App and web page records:
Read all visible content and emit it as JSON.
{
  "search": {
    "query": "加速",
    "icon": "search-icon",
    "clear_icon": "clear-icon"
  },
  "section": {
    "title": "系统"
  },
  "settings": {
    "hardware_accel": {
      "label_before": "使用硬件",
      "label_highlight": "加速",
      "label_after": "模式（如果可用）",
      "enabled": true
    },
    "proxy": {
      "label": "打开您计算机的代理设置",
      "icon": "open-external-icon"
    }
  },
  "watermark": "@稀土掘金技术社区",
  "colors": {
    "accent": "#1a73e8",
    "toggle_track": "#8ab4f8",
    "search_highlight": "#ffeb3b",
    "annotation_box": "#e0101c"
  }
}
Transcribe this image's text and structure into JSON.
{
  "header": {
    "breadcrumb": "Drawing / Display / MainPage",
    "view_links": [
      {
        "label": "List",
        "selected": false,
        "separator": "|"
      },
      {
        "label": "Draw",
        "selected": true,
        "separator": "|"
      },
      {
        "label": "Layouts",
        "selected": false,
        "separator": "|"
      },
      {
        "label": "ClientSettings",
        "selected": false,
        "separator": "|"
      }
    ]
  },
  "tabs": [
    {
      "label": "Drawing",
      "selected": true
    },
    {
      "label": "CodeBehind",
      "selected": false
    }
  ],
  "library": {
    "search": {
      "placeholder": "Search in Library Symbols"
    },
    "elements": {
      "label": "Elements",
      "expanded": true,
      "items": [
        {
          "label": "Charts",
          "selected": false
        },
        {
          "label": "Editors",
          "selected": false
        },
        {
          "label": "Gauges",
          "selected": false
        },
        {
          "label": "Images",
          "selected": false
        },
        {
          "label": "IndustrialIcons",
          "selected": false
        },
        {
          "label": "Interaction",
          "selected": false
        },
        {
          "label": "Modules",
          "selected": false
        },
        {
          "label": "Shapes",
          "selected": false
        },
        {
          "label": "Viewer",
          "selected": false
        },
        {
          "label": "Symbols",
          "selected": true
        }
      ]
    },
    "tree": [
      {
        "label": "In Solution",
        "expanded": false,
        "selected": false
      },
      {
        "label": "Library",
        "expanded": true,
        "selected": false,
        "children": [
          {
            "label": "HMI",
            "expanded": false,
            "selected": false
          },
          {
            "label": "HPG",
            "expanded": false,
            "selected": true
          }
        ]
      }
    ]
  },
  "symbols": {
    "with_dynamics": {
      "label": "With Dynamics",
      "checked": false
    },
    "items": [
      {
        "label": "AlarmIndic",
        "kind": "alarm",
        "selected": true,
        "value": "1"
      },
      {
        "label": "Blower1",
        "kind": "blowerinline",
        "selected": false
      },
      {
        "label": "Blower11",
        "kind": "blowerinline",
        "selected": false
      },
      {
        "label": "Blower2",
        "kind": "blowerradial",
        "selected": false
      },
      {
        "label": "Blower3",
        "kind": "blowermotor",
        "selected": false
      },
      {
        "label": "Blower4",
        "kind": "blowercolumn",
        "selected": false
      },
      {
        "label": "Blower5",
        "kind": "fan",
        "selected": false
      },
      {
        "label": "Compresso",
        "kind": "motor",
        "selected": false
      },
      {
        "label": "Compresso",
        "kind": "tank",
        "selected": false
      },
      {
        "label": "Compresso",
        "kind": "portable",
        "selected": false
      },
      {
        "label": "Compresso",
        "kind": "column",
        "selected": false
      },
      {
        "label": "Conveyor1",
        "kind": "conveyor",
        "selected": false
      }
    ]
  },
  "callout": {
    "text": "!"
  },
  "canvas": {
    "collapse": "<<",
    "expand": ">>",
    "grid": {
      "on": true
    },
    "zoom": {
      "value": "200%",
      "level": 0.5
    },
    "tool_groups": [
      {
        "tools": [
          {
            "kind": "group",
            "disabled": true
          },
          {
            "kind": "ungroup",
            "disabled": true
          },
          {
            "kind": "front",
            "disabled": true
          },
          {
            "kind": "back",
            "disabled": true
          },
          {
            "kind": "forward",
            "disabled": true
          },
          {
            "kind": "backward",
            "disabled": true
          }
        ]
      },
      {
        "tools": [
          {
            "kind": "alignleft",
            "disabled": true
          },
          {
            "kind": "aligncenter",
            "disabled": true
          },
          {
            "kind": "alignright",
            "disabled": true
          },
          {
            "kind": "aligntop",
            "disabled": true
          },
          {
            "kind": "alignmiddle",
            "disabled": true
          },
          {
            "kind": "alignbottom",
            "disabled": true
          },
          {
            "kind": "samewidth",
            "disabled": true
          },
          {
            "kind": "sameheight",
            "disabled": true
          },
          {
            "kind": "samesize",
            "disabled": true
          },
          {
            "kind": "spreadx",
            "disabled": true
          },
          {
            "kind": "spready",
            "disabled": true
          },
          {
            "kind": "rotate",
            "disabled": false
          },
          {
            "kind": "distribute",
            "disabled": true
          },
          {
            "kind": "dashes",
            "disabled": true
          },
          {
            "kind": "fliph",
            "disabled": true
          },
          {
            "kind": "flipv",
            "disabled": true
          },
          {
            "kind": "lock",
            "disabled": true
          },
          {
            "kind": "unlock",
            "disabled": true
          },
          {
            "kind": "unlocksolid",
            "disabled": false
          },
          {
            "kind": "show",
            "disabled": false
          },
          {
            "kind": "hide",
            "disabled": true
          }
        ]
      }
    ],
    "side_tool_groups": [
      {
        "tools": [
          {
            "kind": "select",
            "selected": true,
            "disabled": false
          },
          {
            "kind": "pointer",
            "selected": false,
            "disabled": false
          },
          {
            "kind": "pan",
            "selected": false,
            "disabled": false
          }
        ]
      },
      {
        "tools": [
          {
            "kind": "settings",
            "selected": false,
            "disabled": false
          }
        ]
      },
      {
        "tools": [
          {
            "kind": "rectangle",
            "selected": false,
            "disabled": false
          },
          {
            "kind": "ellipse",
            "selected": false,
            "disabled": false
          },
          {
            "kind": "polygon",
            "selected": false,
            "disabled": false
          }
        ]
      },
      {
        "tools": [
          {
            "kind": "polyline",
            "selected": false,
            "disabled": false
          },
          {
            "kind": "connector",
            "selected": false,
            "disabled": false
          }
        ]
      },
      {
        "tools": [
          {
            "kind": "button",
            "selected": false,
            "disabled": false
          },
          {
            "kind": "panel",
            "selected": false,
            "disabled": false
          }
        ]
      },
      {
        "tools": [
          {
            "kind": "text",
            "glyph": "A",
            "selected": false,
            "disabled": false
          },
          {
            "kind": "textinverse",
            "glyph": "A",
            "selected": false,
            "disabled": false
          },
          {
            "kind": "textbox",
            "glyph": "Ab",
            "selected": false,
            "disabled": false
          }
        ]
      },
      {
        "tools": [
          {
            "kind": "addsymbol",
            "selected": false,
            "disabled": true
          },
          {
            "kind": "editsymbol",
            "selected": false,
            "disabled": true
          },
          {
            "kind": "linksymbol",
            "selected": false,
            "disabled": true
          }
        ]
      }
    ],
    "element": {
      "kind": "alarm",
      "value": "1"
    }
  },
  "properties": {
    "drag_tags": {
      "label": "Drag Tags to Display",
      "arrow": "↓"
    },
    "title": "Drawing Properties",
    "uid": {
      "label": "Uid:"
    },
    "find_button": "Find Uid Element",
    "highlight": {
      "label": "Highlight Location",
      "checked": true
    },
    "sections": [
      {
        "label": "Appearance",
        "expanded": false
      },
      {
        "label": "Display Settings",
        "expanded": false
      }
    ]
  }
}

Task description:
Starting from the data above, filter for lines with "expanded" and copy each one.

Your response:
      "expanded": true,
        "expanded": false,
        "expanded": true,
            "expanded": false,
            "expanded": false,
        "expanded": false
        "expanded": false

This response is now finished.